Roundabout roundup READY!
I want to share with you good folk that this year has been the worst trading year that I can remember. Not just in the fine wine business but the whole attitude towards wine in general the wine trade (not the wine industry that everyone likes to talk about these days), wine tastings, these idiots in US who keep banging on about wine fraud (and making good money out of it at the same time). Now we also have storage difficulties, logistics problems & costs, ridiculous tramites within customs (not just in UK but all over the world, especially in south America), false internet wine orders that seem to come to nothing except time wasting (I still do not get that one at all), and in general this wonderful tool called the world wide web that seems to have chained people to it’s console in a way that has removed any sense of responsibility of what I can only term as, the shepherd now is Google, and we have all just become the sheep.
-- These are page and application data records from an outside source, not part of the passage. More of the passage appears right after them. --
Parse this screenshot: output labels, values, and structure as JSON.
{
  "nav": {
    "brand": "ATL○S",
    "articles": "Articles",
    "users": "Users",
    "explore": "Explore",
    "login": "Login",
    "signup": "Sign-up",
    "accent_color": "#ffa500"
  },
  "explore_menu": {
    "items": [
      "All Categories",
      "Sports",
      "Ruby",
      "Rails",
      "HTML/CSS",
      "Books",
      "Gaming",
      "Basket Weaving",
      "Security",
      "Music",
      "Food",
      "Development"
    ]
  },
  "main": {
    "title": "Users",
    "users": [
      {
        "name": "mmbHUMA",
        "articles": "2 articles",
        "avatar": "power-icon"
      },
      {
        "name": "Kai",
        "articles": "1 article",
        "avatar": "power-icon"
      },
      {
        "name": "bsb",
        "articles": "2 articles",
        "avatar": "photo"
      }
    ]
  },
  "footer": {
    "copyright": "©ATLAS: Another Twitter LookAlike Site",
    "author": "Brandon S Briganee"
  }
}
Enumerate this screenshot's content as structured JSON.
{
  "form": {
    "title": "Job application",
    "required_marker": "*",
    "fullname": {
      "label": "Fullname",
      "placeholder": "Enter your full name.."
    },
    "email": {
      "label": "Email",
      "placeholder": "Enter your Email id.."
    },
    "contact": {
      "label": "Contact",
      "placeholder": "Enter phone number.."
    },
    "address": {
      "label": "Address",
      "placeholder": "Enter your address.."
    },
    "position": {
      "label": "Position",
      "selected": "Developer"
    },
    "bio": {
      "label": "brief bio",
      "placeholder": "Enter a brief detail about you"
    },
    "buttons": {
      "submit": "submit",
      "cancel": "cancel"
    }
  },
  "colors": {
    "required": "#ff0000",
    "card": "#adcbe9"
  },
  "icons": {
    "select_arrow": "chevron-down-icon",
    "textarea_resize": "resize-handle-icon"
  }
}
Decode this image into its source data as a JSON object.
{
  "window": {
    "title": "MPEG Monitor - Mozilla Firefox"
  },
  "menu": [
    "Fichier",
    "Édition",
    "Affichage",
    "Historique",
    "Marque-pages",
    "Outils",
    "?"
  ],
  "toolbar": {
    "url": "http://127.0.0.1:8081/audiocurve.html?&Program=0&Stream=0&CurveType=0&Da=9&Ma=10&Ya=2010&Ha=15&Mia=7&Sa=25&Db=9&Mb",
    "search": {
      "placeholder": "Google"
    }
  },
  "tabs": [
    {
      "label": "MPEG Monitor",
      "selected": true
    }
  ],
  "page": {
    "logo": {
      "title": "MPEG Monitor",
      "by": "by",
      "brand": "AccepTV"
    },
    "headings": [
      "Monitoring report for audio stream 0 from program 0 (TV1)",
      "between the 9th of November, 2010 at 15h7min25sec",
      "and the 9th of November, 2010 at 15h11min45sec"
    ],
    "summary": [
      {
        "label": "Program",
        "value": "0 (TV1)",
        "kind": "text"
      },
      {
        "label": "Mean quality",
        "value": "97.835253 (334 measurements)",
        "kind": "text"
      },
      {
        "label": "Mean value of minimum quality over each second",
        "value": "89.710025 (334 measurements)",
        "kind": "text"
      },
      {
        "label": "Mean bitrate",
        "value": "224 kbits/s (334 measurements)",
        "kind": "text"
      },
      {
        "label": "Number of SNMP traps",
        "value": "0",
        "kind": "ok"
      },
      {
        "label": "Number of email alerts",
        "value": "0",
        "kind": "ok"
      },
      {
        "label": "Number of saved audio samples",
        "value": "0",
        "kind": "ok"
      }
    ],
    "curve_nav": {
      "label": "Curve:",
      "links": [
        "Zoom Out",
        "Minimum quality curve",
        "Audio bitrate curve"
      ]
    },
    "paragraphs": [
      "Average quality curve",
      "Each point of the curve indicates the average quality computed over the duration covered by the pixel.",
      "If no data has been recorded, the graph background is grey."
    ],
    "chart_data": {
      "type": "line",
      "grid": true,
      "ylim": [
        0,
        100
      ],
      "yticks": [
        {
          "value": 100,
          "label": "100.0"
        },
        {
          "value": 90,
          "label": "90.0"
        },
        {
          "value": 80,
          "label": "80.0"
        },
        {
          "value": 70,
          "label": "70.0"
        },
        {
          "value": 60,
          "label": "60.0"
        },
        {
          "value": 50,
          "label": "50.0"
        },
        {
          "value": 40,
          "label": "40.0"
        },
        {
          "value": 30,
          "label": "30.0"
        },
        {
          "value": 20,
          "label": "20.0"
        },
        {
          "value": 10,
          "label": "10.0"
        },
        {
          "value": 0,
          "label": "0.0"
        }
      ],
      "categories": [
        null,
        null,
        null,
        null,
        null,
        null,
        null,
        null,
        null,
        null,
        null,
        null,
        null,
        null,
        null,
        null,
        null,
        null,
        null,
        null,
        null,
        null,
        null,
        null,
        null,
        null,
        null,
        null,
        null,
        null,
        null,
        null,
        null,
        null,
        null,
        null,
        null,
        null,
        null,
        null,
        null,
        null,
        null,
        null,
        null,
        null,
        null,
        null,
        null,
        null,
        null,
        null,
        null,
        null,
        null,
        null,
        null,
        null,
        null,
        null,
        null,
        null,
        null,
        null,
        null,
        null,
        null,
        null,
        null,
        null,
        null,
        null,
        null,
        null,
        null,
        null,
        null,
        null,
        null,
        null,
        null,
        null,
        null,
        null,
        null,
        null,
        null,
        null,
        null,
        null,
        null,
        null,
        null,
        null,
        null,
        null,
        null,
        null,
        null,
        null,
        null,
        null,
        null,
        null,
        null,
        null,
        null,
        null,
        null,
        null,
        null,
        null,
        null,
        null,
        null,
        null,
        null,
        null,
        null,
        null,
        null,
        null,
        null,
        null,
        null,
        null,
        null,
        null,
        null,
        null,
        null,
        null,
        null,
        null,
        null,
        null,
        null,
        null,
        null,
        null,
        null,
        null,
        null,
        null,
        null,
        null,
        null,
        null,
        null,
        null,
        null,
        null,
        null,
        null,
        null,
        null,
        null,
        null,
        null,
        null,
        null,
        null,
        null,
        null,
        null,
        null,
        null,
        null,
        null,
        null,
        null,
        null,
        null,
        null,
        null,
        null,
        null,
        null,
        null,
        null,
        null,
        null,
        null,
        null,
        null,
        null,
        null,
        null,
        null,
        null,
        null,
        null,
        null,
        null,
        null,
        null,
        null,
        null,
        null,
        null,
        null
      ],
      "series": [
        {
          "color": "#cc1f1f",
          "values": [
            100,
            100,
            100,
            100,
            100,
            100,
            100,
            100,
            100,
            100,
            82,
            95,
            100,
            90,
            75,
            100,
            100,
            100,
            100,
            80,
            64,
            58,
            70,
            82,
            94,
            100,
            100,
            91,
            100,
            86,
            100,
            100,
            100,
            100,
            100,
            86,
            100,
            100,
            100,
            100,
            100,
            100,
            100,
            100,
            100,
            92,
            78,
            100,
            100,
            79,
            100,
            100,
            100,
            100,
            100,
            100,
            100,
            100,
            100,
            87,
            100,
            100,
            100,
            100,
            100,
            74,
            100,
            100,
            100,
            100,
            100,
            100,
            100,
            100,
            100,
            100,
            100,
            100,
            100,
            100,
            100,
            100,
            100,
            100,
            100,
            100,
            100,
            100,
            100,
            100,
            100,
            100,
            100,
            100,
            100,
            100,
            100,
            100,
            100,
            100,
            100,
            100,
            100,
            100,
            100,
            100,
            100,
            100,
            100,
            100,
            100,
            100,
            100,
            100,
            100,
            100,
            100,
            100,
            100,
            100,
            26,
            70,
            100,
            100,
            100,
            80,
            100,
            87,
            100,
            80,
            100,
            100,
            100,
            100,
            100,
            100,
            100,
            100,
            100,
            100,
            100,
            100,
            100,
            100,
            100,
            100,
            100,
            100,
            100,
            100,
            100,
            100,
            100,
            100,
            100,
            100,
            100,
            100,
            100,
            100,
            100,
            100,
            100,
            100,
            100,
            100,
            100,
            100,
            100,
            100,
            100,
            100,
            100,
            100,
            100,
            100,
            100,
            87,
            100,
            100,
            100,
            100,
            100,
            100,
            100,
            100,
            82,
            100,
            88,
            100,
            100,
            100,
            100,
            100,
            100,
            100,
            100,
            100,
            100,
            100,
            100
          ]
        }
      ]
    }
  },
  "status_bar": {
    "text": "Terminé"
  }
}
MmerrrrrR.
I could not have imagined thirty years ago, (and this is not a nostalgia piece in anyway) the unrefined chaos that this wine business has become. Once, and let’s just go back to 2009/10, we were one of the oldest and most interesting trades in the world (friday lunchtime has disappeared) that has become no more than a hoover-salesman world of profit (and in my case loss), the general discounting of wines, especially fine Claret, that should be right up there with the some of the great works of art. If I have to see another offer that says ”cheapest on the market” Lafite or Petrus or Romanee-Conti or any of Grand Cru Classe wines for that matter, I am going to load my 12 bore head round to the office of the offender, and blast there freaking machine into space, with both barrels. These wines are NOT for discounting. My god whoever let our Asian friends rule the roost, whoever let the auction houses (except Bonhams) get away with near murder on wholesaling great wines, and pertaining to wave the provenance flag in everyones’s faces. The people that dealt with Rudy whatever his name is, and all his apparently innocent clients who should have known better. Finally some one please tell Señor Suckling-Pig to finally put his pen down (maybe it is a crayon), he writes total drivel (worst than me), sorry.
I reckon some of this began back in the last decade, maybe ‘en primeur’, I think it was 2009 vintage, when the big boys in the trade put an alert out to say ‘do not buy SHL09’ as it was too expensive. This really put a spanner in the works as it has absolutely nothing to do with anything except shooting oneself (the fine wine market) in the foot. Then there were those ‘en primeur’ boys who took everyones money and closed up shop. I don’t think any of us got a coin back from that one, we definitely did not see a drop and so the list goes on.
Well with all this negative drool, I do need to put something down in TreeHuggerBuggaBlogger that makes me feel better, so I tell you that out of nearly 2000+ wines tasted/drunk over the last 12 months, I have simply chosen (and to share with you) my most memorable red and white wine of the past year. This takes into consideration having tried just about everything in the Bordeaux grand cru class line up, some super top stuff from all over Italy, Burgundy to die for (red & white), a host of amazing Champagnes going back to 1960s.
My happiness was simple, the white was a pure Malvasia made with love up on the border of Venezia-Guila and Slovenia. Vintage 2012, macerated in little Georgian amphoras by the Paraschos brothers.
And the red was from Rene Barbier’s winery in Priorat, 2010 Clos Magador. No tempranillo to be found here, just a lovely lovely blend of Cabernet Sauvignon, Carignan, Grenache and Syrah.
The connection between these two wines is firstly, the minimal intervention that goes into making these wines, and I mean minimalist-minimalist that shows off pure expression of fruit and the skill to do less winemaking and show how a wine used to be made and should always be made. Name-wise, neither can contend with the hi-ranking super stars that are out there and that could also have been put in my top two. Secondly, to enjoy a wine as these, that when the bottle is finished, there is a sense of both sadness and joy, that I really do crave for more of both, but, alas, have no more in the cellar.
Why there is so much wine in the world that calls itself wine because it come in a wine bottle with a cork (sometimes) and a fancy label, I still cannot and do not want to bother with this question. I will leave it up to the supermarkets and the wine INDUSTRY alone to work on the theme of ‘life is definitely too short to drink crap wine’
Good luck everybody in 2017, we continue…